BRUSSELS (Reuters) - Anheuser-Busch InBev (ABI.BR), the world’s largest brewer which is set to buy nearest rival SABMiller SAB.L, believes future acquisitions are more likely to be in beer rather than branching out into other beverages, its chief executive said on Wednesday.
Analysts and investors are already speculating on AB InBev’s next potential target — with possibilities ranging from spirits company Diageo (DGE.L), unlisted French wine and beer group Castel, which has a large African presence, and Coca-Cola (KO.N).
“We’ve always done it within beer. We don’t believe in going too much outside beer. That makes the likelihood of success in integration higher,” CEO Carlos Brito told the company’s annual meeting.
The comments from Brito suggested that future deals were possible but that candidates were more likely to be drawn from closer to its core business.
AB InBev, which makes Budweiser, Stella Artois and Corona, expects to seal its $100 billion-plus acquisition of SABMiller in the second half of the year.
Speculation about AB InBev’s next move has been strengthened by a six million share option plan for some 65 senior managers, below the executive board, which would be granted if the company’s revenue hit $100 billion in 2020, 2021 or 2022.
AB InBev’s revenue last year was $43.6 billion. With SABMiller, that would be a pro-forma of $55-60 billion, including disposals, leaving a 70-80 percent hike required in a maximum of seven years.
Without further acquisitions, this would be a giant leap, particularly with currency weakness versus the dollar making any expansion this year hard to achieve.
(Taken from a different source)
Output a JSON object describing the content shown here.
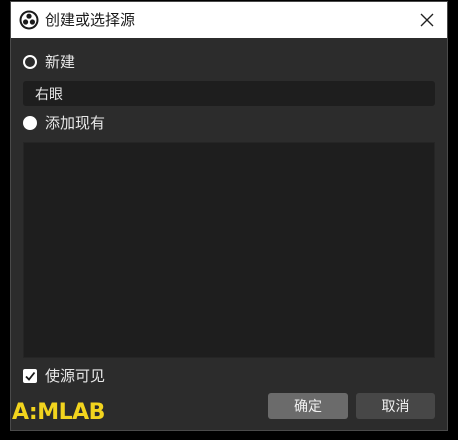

Furthermore, with the creation of InBev in 2004 and its purchase of Anheuser-Busch in 2008, of the rest of Mexico’s Modelo in 2012-2013 and SABMiller now, it has shown it tends to get the major merger bug every four years.
Brito did talk about one clear area of growth in the coming years — low and no alcohol beers. The company has a target that these should make up 20 percent of overall revenue by 2025. It does not say what that percentage is now.
Brito said lower alcohol drinks were among the fastest growing parts of the market, such as in Germany and with the increasing popularity of Radler, typically a mix of beer and lemonade.
“There are a lot of consumer trends going in that direction,” Brito said.
“And the margins are very good because you don’t have the excise tax because it’s non-alcohol. You charge sometimes the same price as beer or higher, depending on how you position the product.”
Reporting By Philip Blenkinsop; Editing by Keith Weir